And why couldn’t that fact be used to the advantage of our protagonist? Why couldn’t he use his legislational pull to escape the realms of existing reality? If he entered the plane of consciousness he came from he’d be nothing but another drop in the ocean. He wouldn’t be himself any more, but that was the point. He’d never suffer the pain of her memory again.

He tried to get the legislation passed, his excuse being that no one should be sequestered to the limitations of their mind if they didn’t want to be. His in-charge personality was an asset. The legislation passed without a hitch.

And so there he sat in that cold metal chair, on the verge of undoing what fifty years of nature had seen fit to create. His whole life had seemingly been coordinated for this pivotal moment of manufactured oblivion. After he pushed that button, he’d never have to agonize over her loss again. He’d never have to cry again. He’d never have to be himself ever again.

It was well publicized. After all, he was to be the first being to willingly reenter the plane they came from. Sure there was suicide, but this was absolute. This was diving into a black hole without a single look back. The ratings would be unreal. There was money to be made. The product tie-ins alone could put several lines of offspring through interdimensional college.

The clock ticked. The breathing patterns of dozens were kept to a standstill. The only thing that mattered was the spectacle of Mr. Larry Fleming willingly giving his consciousness to the oblivion of the unknown. His hand hovered, the button called. Tears trickled down rhythmically.

He touched the button. Felt its rigidity, its texture. With the push of something so finite, he’d be sent to the realm of the infinite. He looked at the others. At their spectacle. What would his wife think? How would she balance out the pros and cons of the situation?

Honest? She’d fight. She’d push to make her own corner of the universe as harmonious as possible. She’d refuse to let human heartache interfere with her universal responsibilities for good. And so he refused. For the sake of her memory he refused.

Fuck the legislation, fuck “mental incarceration.” We’re all relegated to our own 1300 cc of skull space for a purpose. We’re subjected to the triumphs and the failures for the same reason: we can take it. We must take it.

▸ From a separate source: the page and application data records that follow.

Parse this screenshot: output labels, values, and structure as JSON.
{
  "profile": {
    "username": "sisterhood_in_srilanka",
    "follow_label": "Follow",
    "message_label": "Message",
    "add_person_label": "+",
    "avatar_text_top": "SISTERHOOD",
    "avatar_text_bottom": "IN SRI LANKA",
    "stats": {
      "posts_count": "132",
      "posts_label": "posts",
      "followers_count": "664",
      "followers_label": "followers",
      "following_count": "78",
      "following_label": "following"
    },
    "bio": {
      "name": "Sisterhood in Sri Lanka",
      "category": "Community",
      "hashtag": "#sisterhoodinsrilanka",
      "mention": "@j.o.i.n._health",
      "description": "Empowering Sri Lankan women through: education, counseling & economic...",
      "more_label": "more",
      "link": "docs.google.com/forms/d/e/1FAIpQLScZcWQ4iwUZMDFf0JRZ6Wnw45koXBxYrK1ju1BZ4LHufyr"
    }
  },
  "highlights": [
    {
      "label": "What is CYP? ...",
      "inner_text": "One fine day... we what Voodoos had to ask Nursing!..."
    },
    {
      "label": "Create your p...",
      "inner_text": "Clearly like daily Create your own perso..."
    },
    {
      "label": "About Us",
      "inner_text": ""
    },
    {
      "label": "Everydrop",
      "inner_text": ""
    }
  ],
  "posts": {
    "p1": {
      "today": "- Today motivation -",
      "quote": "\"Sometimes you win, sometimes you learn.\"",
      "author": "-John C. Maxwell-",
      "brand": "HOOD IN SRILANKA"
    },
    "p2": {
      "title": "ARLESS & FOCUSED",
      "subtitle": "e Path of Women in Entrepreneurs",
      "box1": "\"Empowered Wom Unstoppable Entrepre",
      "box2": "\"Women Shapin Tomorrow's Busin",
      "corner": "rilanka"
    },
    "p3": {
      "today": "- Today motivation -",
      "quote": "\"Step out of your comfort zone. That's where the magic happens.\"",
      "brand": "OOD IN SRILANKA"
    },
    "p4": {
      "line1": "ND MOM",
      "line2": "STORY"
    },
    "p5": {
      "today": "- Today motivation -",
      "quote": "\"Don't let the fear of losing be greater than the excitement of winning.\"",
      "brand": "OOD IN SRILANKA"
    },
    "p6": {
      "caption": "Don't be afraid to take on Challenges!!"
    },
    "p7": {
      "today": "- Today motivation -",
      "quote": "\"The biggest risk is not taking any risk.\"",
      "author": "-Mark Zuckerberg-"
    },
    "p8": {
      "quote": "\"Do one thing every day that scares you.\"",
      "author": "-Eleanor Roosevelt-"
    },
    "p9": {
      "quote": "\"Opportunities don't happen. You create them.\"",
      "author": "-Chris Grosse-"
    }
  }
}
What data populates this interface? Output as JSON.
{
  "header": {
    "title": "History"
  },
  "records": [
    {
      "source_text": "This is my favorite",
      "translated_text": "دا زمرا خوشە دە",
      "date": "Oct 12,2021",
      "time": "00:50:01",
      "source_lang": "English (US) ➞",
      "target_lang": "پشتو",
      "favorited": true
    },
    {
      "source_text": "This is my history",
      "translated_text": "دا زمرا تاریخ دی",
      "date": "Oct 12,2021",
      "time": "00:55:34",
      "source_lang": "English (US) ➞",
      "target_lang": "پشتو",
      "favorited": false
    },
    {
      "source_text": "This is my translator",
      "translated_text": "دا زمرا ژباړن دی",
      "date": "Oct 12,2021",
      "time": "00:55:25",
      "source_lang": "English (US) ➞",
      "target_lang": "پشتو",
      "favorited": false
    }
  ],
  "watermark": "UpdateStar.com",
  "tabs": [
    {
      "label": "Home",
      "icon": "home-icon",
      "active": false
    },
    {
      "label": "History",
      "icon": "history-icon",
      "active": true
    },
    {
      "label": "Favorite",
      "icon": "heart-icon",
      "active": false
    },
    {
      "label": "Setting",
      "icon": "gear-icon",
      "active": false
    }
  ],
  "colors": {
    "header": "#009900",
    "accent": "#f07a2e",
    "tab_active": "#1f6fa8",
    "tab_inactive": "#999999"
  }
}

Larry Fleming walked away from it all. He did it for her memory. For his own. But most of all, to be an example for all living beings throughout the universe. He wanted them all to know that they could bear it all and more if they believed they could. They could do as he did, and they would.

Mr. Fleming didn’t know it, but she watched him that day. And she was proud.